Here's a quick summary of noteworthy summary orders recently issued by the Circuit:
United States v. Davis, No. 12-4836-cr (2d Cir. Apr. 2, 2014) (Katzmann, Livingston, and Carter) (summary order), available here
The Circuit rejected Davis's argument that the district court improperly sentenced him as a "career offender." The district court, using the "modified categorical approach" to prior convictions, correctly found that Davis's prior conviction for assault in the second degree under Connecticut law constituted a "crime of violence." Accordingly, that conviction was properly used as a qualifying conviction for career offender purposes.
The Court also held that Davis's 112-month prison sentence -- less than half of the 262-month minimum term recommended by the Guideline -- was not substantively unreasonable.
United States v. Marks, No. 12-3788-cr (2d Cir. Mar. 31, 2014) (Parker, Hall, and Livingston) (summary order), available hereThis summary order upholds the district court's decision to deny Marks a new trial based on alleged ineffective assistance of counsel. Though counsel failed to communicate a plea offer (of 20 years in prison) to the defendant, Marks failed to show a "reasonable probability" that he would have accepted the plea offer if it had been relayed.
United States v. Green, No. 11-2958-cr (2d Cir. Mar. 31, 2014) (Parker, Livingston, and Carney) (summary order), available here
The Circuit held that the district court's erroneous failure to apply the Fair Sentencing Act of 2010 (FSA) at the defendant's sentencing (in May 2011) was not harmless. The court sentenced the defendant to ten years in prison, the minimum sentence under pre-FSA law. At sentencing, the Probation Department, the government, and defense counsel all referred -- incorrectly-- to a mandatory minimum prison term of ten years. Under these circumstances, the Circuit concluded, it could not be confident that the district court would have imposed the same ten-year sentence if it had recognized that the FSA governed and that the ten-year minimum did not apply.
United States v. Hamdan, No. 11-4959-cr (2d Cir. Mar. 31, 2014) (Raggi, Chin, and Carney) (summary order), available here
Convicted of trafficking in counterfeit goods, defendant was ordered to pay $36,138 in restitution under the Mandatory Victim Restitution Act. He argued on appeal, inter alia, that the record evidence was insufficient to require him to reimburse certain expenses for which he claimed he was not responsible.

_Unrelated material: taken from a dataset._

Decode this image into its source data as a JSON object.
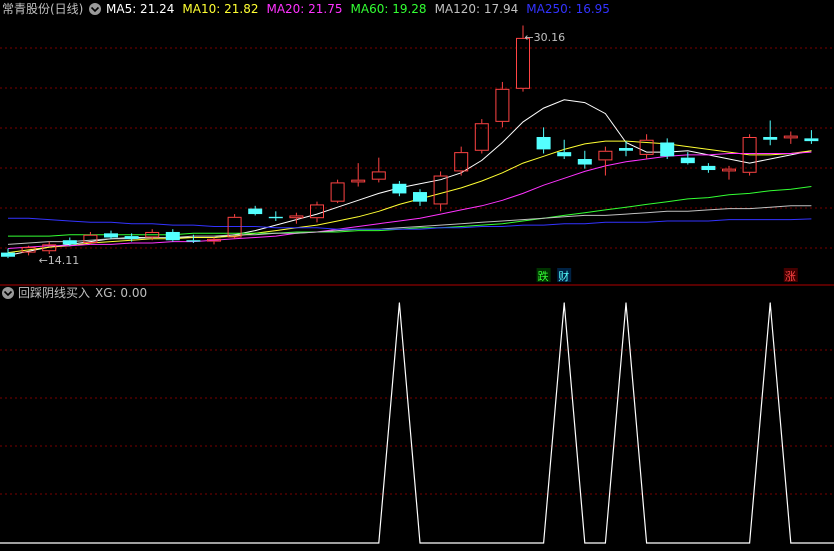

The Circuit, applying plain error review, affirmed. The Court held that the evidence was sufficient to support the restitution order, that the defendant was properly ordered to pay restitution for a victim's travel and its destruction of counterfeit goods, and that the district court adequately considered defendant's economic circumstances in apportioning liability.
United States v. Barner, No. 13-0379-cr (2d Cir. Mar. 31, 2014) (Sack, Livingston, and Lohier) (summary order), available here
Affirming defendant's conviction for illegally possessing a firearm as a convicted felon, the Circuit held that: 1) the district court did not err by failing to instruct the jury specifically that neither the defendant's presence nor his association with persons who owned or controlled the weapons was enough to convict the defendant; 2) the Allen charge given by the district court was not coercive; and 3) the evidence was sufficient to support the defendant's conviction; and 4) the defendant failed to demonstrate any improper courtroom closure that implicated his Sixth Amendment right to a public trial.